Davis: Microfinance is more prevalent in developing countries where poor people do not have access to financial services. There are a lot of microfinance program in Asia and South America but the there is still a large number of people in the world that need access to microfinance services. Africa also needs more microfinance institutions. Over the last few years, many microfinance institutions have also cropped up in the United States to address growing poverty. 

DS: What are the most common businesses established or sustained through microfinancing? 

Davis: Running a roadside tea-stall or a snack shop, raising a cow or chickens, a small tailoring shop are all typical examples of micro-enterprises, small businesses supported through micro-credit. Any small business that can successfully address the needs of the community has the potential of being a business sustained through micro-finance.  Our experience has shown that this varies from country to country. 

DS: Can you offer an anecdote of someone who was micro-financed and it ended up helping not just them but their community? 

Davis: In Bangladesh, Shahida Begum, a woman borrowed 50USD to start a small tailoring business 12 years ago from BRAC. She repaid that loan successfully within a year and since has taken out bigger loans that she has also paid back. Twelve years later, Shahida has managed to grow her business substantially and now employs twelve women from her community. Shahida’s employees earn enough to send their children to school and to get an education. Shahida’s access to small loans coupled with her entrepreneurial ability not only changed her own life but the lives of others in her community. 

DS: What is a common misunderstanding or misconception about microfinancing those in developing nations? 
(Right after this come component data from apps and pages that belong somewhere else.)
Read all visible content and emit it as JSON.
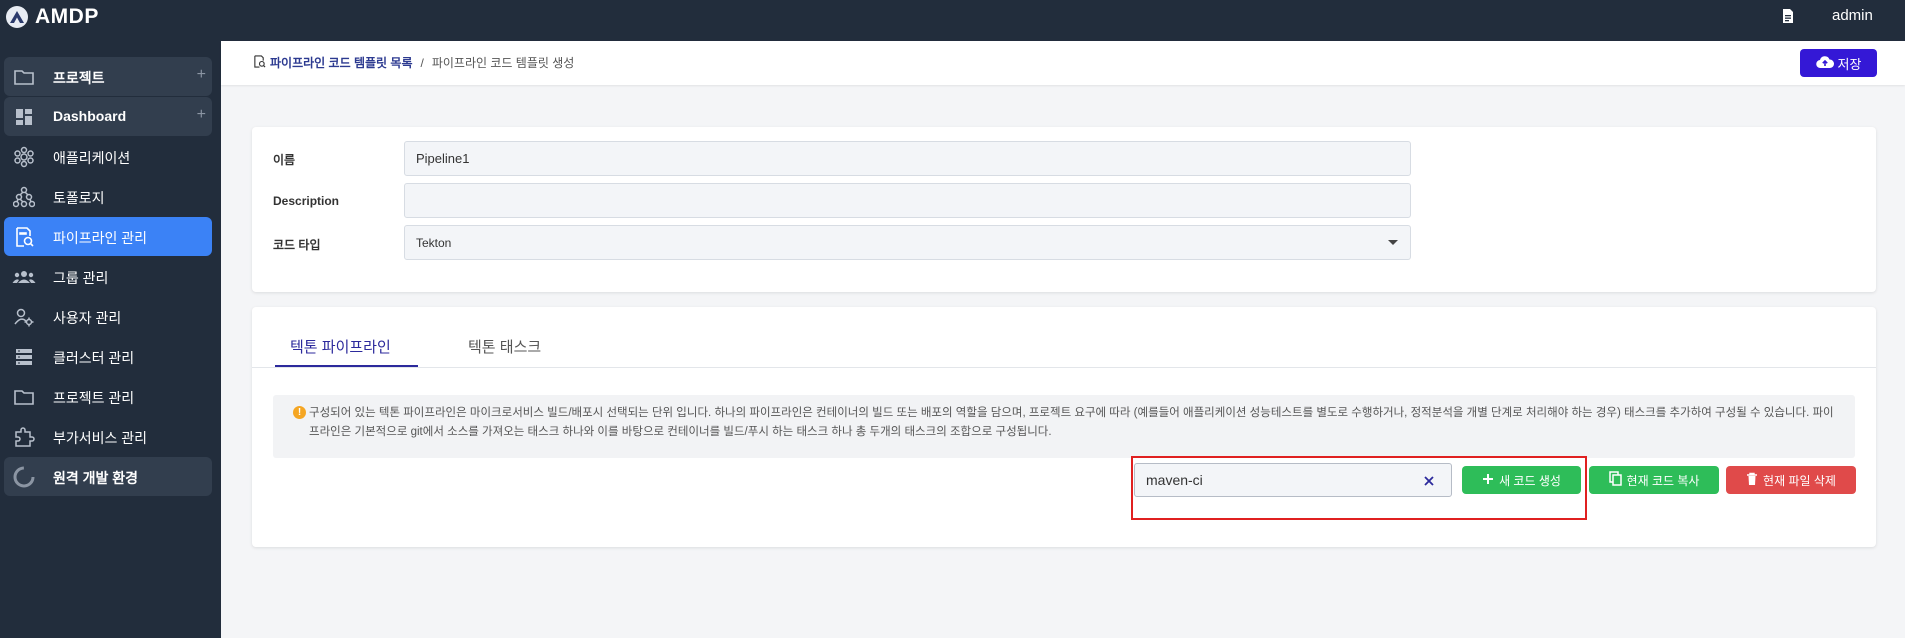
{
  "app": {
    "title": "AMDP",
    "user": "admin"
  },
  "sidebar": {
    "items": [
      {
        "label": "프로젝트",
        "icon": "folder-icon"
      },
      {
        "label": "Dashboard",
        "icon": "dashboard-icon"
      },
      {
        "label": "애플리케이션",
        "icon": "application-icon"
      },
      {
        "label": "토폴로지",
        "icon": "topology-icon"
      },
      {
        "label": "파이프라인 관리",
        "icon": "pipeline-icon"
      },
      {
        "label": "그룹 관리",
        "icon": "group-icon"
      },
      {
        "label": "사용자 관리",
        "icon": "user-settings-icon"
      },
      {
        "label": "클러스터 관리",
        "icon": "cluster-icon"
      },
      {
        "label": "프로젝트 관리",
        "icon": "folder-manage-icon"
      },
      {
        "label": "부가서비스 관리",
        "icon": "extension-icon"
      },
      {
        "label": "원격 개발 환경",
        "icon": "loading-ring-icon"
      }
    ],
    "plus_symbol": "+"
  },
  "breadcrumb": {
    "link": "파이프라인 코드 템플릿 목록",
    "separator": "/",
    "current": "파이프라인 코드 템플릿 생성"
  },
  "toolbar": {
    "save_label": "저장"
  },
  "form": {
    "name_label": "이름",
    "name_value": "Pipeline1",
    "description_label": "Description",
    "description_value": "",
    "code_type_label": "코드 타입",
    "code_type_value": "Tekton"
  },
  "tabs": [
    {
      "label": "텍톤 파이프라인",
      "active": true
    },
    {
      "label": "텍톤 태스크",
      "active": false
    }
  ],
  "info": {
    "icon_symbol": "!",
    "text": "구성되어 있는 텍톤 파이프라인은 마이크로서비스 빌드/배포시 선택되는 단위 입니다. 하나의 파이프라인은 컨테이너의 빌드 또는 배포의 역할을 담으며, 프로젝트 요구에 따라 (예를들어 애플리케이션 성능테스트를 별도로 수행하거나, 정적분석을 개별 단계로 처리해야 하는 경우) 태스크를 추가하여 구성될 수 있습니다. 파이프라인은 기본적으로 git에서 소스를 가져오는 태스크 하나와 이를 바탕으로 컨테이너를 빌드/푸시 하는 태스크 하나 총 두개의 태스크의 조합으로 구성됩니다."
  },
  "code": {
    "input_value": "maven-ci",
    "new_label": "새 코드 생성",
    "copy_label": "현재 코드 복사",
    "delete_label": "현재 파일 삭제"
  },
  "colors": {
    "sidebar_bg": "#222d3c",
    "active_item": "#3b82f6",
    "primary": "#3418d6",
    "success": "#2ebd59",
    "danger": "#e04a4a",
    "highlight_border": "#e02020"
  }
}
Davis: One of the misconceptions about Microfinance is that poor people default on their loans and will not pay back just because they are poor. This is simply not true. Microfinance repayment rates have been very high traditionally. In BRAC’s case, the repayment rate is over 98%.

The success of microfinance has also created big expectations of what it can achieve.  As I have mentioned before, microfinance should not be seen as the silver-bullet solution to defeating poverty.  Poverty has complex multi-faceted causes, and therefore one should not expect one method (microfinance only) to root out poverty. It is, however, a transformative tool when coupled with other solutions.